▶ Page and application data records:
--------------------

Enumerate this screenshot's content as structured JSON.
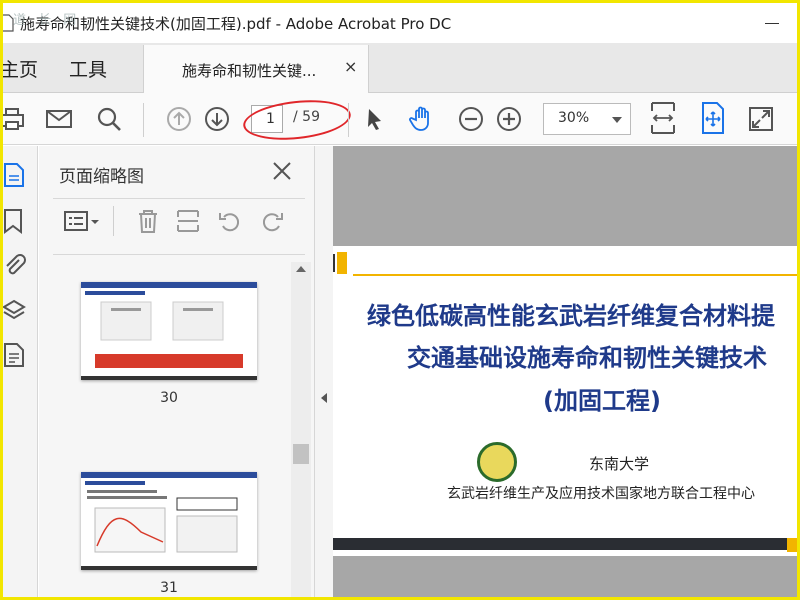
{
  "window": {
    "title": "施寿命和韧性关键技术(加固工程).pdf - Adobe Acrobat Pro DC",
    "watermark": "道 长 网"
  },
  "menus": {
    "home": "主页",
    "tools": "工具"
  },
  "doc_tab": {
    "label": "施寿命和韧性关键...",
    "close": "×"
  },
  "toolbar": {
    "page_current": "1",
    "page_total": "/ 59",
    "zoom": "30%"
  },
  "thumbnail_panel": {
    "title": "页面缩略图",
    "thumbnails": [
      {
        "page": "30"
      },
      {
        "page": "31"
      }
    ]
  },
  "document_page": {
    "title_line1": "绿色低碳高性能玄武岩纤维复合材料提",
    "title_line2": "交通基础设施寿命和韧性关键技术",
    "title_line3": "(加固工程)",
    "org1": "东南大学",
    "org2": "玄武岩纤维生产及应用技术国家地方联合工程中心"
  },
  "colors": {
    "frame_yellow": "#f2e600",
    "title_blue": "#1f3a8a",
    "accent_blue": "#1a73e8",
    "annotation_red": "#e0262a",
    "accent_gold": "#f2b400"
  }
}
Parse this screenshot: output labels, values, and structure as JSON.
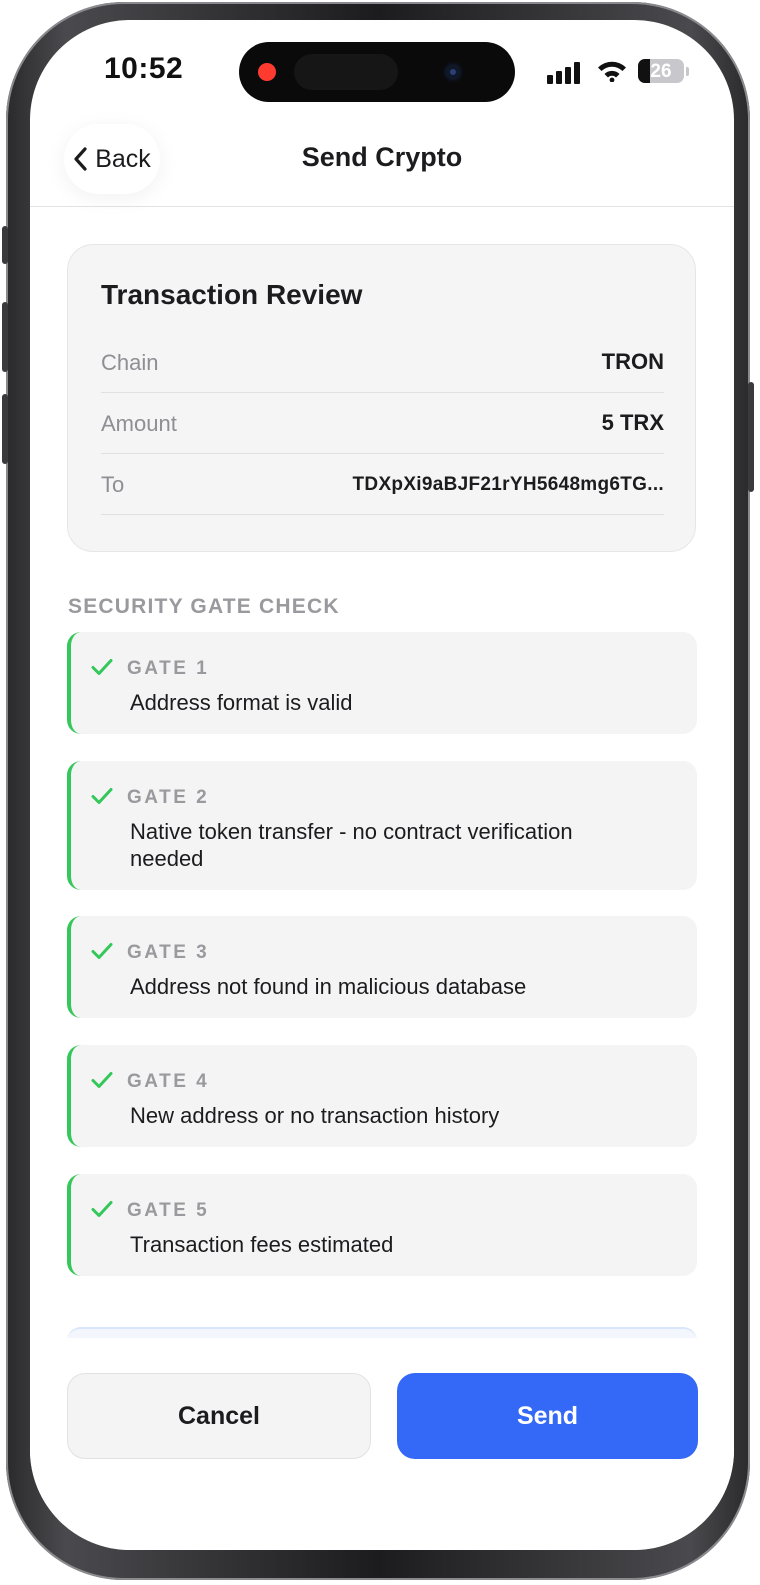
{
  "status_bar": {
    "time": "10:52",
    "battery_level": "26",
    "battery_fraction": 0.26,
    "icons": [
      "cellular-signal-icon",
      "wifi-icon",
      "battery-icon"
    ]
  },
  "header": {
    "back_label": "Back",
    "title": "Send Crypto"
  },
  "review": {
    "title": "Transaction Review",
    "rows": [
      {
        "label": "Chain",
        "value": "TRON"
      },
      {
        "label": "Amount",
        "value": "5 TRX"
      },
      {
        "label": "To",
        "value": "TDXpXi9aBJF21rYH5648mg6TG..."
      }
    ]
  },
  "security": {
    "heading": "SECURITY GATE CHECK",
    "gates": [
      {
        "label": "GATE 1",
        "status": "passed",
        "text": "Address format is valid"
      },
      {
        "label": "GATE 2",
        "status": "passed",
        "text": "Native token transfer - no contract verification needed"
      },
      {
        "label": "GATE 3",
        "status": "passed",
        "text": "Address not found in malicious database"
      },
      {
        "label": "GATE 4",
        "status": "passed",
        "text": "New address or no transaction history"
      },
      {
        "label": "GATE 5",
        "status": "passed",
        "text": "Transaction fees estimated"
      }
    ]
  },
  "actions": {
    "cancel_label": "Cancel",
    "send_label": "Send"
  },
  "colors": {
    "accent": "#3468f7",
    "success": "#34c759",
    "recording": "#ff3b30"
  }
}
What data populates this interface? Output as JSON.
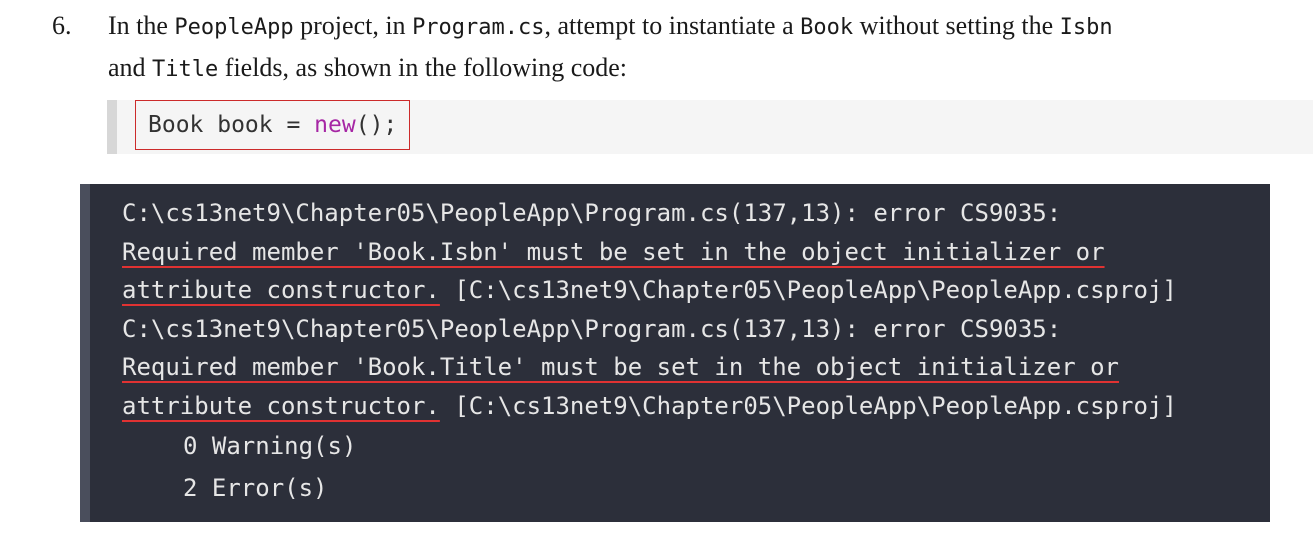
{
  "instruction": {
    "number": "6.",
    "line1_a": "In the ",
    "line1_code1": "PeopleApp",
    "line1_b": " project, in ",
    "line1_code2": "Program.cs",
    "line1_c": ", attempt to instantiate a ",
    "line1_code3": "Book",
    "line1_d": " without setting the ",
    "line1_code4": "Isbn",
    "line2_a": "and ",
    "line2_code1": "Title",
    "line2_b": " fields, as shown in the following code:"
  },
  "code": {
    "prefix": "Book book = ",
    "keyword": "new",
    "suffix": "();"
  },
  "terminal": {
    "error1_path": "C:\\cs13net9\\Chapter05\\PeopleApp\\Program.cs(137,13): error CS9035:",
    "error1_msg1": "Required member 'Book.Isbn' must be set in the object initializer or",
    "error1_msg2": "attribute constructor.",
    "error1_proj": " [C:\\cs13net9\\Chapter05\\PeopleApp\\PeopleApp.csproj]",
    "error2_path": "C:\\cs13net9\\Chapter05\\PeopleApp\\Program.cs(137,13): error CS9035:",
    "error2_msg1": "Required member 'Book.Title' must be set in the object initializer or",
    "error2_msg2": "attribute constructor.",
    "error2_proj": " [C:\\cs13net9\\Chapter05\\PeopleApp\\PeopleApp.csproj]",
    "warnings": "0 Warning(s)",
    "errors": "2 Error(s)"
  },
  "colors": {
    "highlight_border": "#cc2b2b",
    "keyword": "#a626a4",
    "underline": "#e03232",
    "terminal_bg": "#2c2f3a"
  }
}
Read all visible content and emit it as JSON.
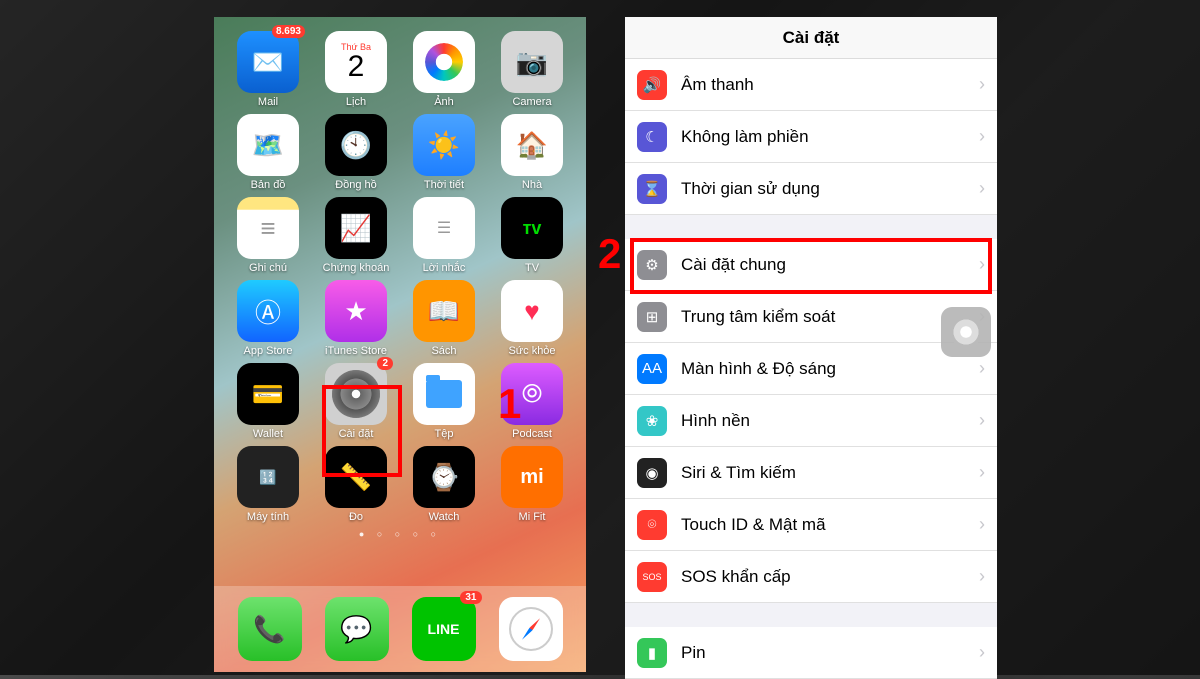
{
  "homescreen": {
    "calendar_day_label": "Thứ Ba",
    "calendar_day_number": "2",
    "apps": {
      "mail": "Mail",
      "calendar": "Lịch",
      "photos": "Ảnh",
      "camera": "Camera",
      "maps": "Bản đồ",
      "clock": "Đồng hồ",
      "weather": "Thời tiết",
      "home": "Nhà",
      "notes": "Ghi chú",
      "stocks": "Chứng khoán",
      "reminders": "Lời nhắc",
      "tv": "TV",
      "appstore": "App Store",
      "itunes": "iTunes Store",
      "books": "Sách",
      "health": "Sức khỏe",
      "wallet": "Wallet",
      "settings": "Cài đặt",
      "files": "Tệp",
      "podcast": "Podcast",
      "calculator": "Máy tính",
      "measure": "Đo",
      "watch": "Watch",
      "mifit": "Mi Fit"
    },
    "badges": {
      "mail": "8.693",
      "settings": "2",
      "line": "31"
    },
    "tv_glyph": "ᴛᴠ",
    "mifit_glyph": "mi",
    "line_glyph": "LINE"
  },
  "steps": {
    "one": "1",
    "two": "2"
  },
  "settings": {
    "title": "Cài đặt",
    "items": [
      {
        "label": "Âm thanh",
        "color": "#ff3b30",
        "glyph": "🔊"
      },
      {
        "label": "Không làm phiền",
        "color": "#5856d6",
        "glyph": "☾"
      },
      {
        "label": "Thời gian sử dụng",
        "color": "#5856d6",
        "glyph": "⌛"
      },
      {
        "label": "Cài đặt chung",
        "color": "#8e8e93",
        "glyph": "⚙"
      },
      {
        "label": "Trung tâm kiểm soát",
        "color": "#8e8e93",
        "glyph": "⊞"
      },
      {
        "label": "Màn hình & Độ sáng",
        "color": "#007aff",
        "glyph": "AA"
      },
      {
        "label": "Hình nền",
        "color": "#33c7c7",
        "glyph": "❀"
      },
      {
        "label": "Siri & Tìm kiếm",
        "color": "#222",
        "glyph": "◉"
      },
      {
        "label": "Touch ID & Mật mã",
        "color": "#ff3b30",
        "glyph": "⌾"
      },
      {
        "label": "SOS khẩn cấp",
        "color": "#ff3b30",
        "glyph": "SOS"
      },
      {
        "label": "Pin",
        "color": "#34c759",
        "glyph": "▮"
      }
    ]
  }
}
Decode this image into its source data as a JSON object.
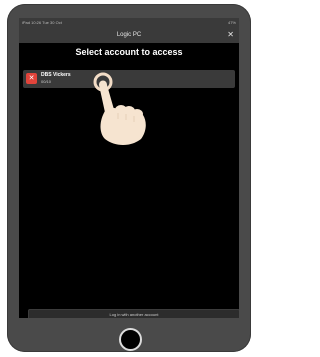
{
  "status": {
    "left": "iPad 10:26 Tue 30 Oct",
    "right": "47%"
  },
  "titlebar": {
    "title": "Logic PC",
    "close_symbol": "✕"
  },
  "heading": "Select account to access",
  "account": {
    "name": "DBS Vickers",
    "sub": "00/10",
    "icon_symbol": "✕",
    "icon_color": "#e2443b"
  },
  "login_button": "Log in with another account",
  "icons": [
    "close-icon",
    "account-error-icon",
    "pointing-hand-icon",
    "home-button-icon"
  ]
}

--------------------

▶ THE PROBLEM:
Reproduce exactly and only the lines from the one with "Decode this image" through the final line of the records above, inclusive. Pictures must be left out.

▶ RESPONSE TO THE TASK:
Decode this image into its source data as a JSON object.
{
  "status": {
    "left": "iPad 10:26 Tue 30 Oct",
    "right": "47%"
  },
  "titlebar": {
    "title": "Logic PC",
    "close_symbol": "✕"
  },
  "heading": "Select account to access",
  "account": {
    "name": "DBS Vickers",
    "sub": "00/10",
    "icon_symbol": "✕",
    "icon_color": "#e2443b"
  },
  "login_button": "Log in with another account",
  "icons": [
    "close-icon",
    "account-error-icon",
    "pointing-hand-icon",
    "home-button-icon"
  ]
}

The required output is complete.